» Exercise
Repeat the entries below word for word, though any picture in them should be dropped.

- - -

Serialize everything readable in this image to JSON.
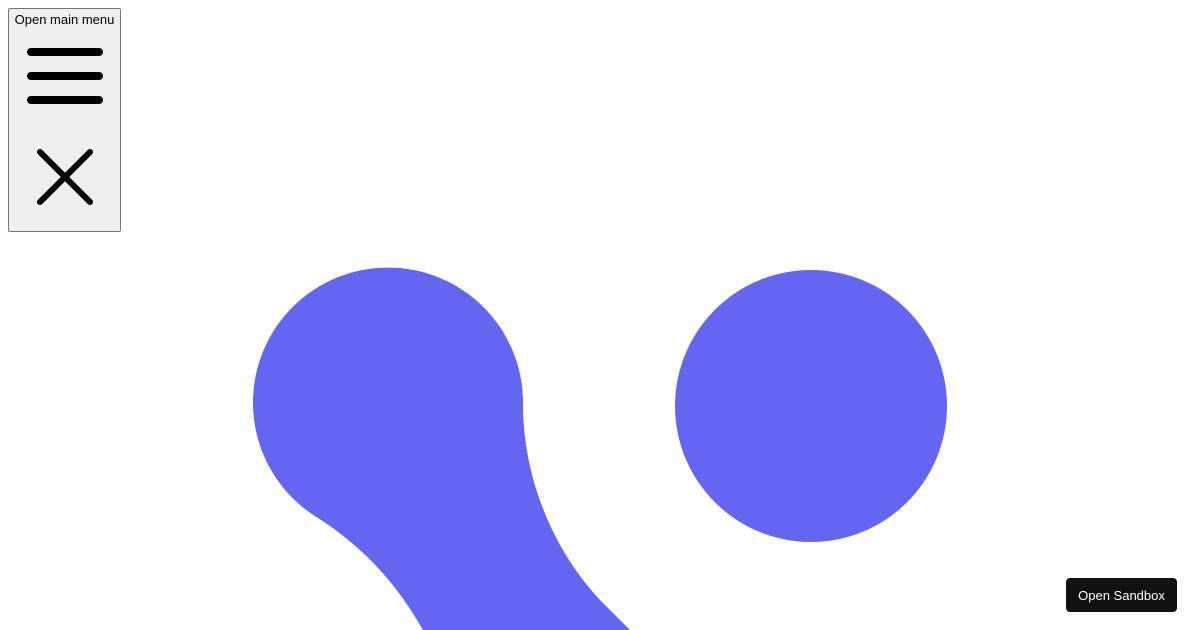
{
  "menu_button": {
    "label": "Open main menu",
    "icons": [
      "hamburger-menu-icon",
      "close-icon"
    ]
  },
  "logo": {
    "color": "#6366f1",
    "icon": "brand-logo-icon"
  },
  "sandbox_button": {
    "label": "Open Sandbox",
    "background": "#111111",
    "text_color": "#ffffff"
  }
}
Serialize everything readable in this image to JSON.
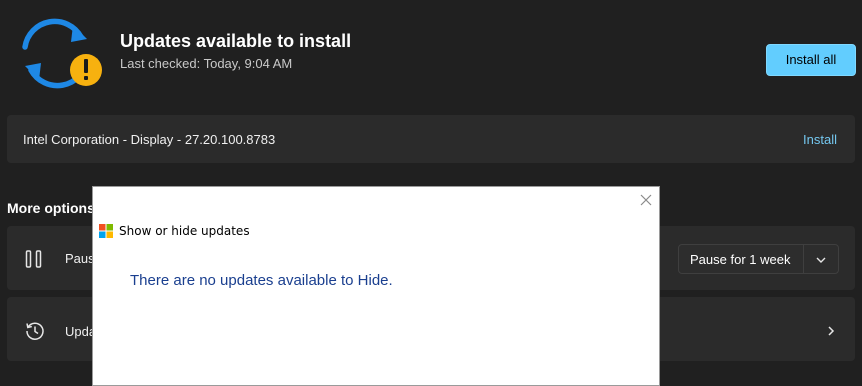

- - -

» Answer section
Serialize everything readable in this image to JSON.
{
  "menu_button": {
    "label": "Open main menu",
    "icons": [
      "hamburger-menu-icon",
      "close-icon"
    ]
  },
  "logo": {
    "color": "#6366f1",
    "icon": "brand-logo-icon"
  },
  "sandbox_button": {
    "label": "Open Sandbox",
    "background": "#111111",
    "text_color": "#ffffff"
  }
}
Serialize everything readable in this image to JSON.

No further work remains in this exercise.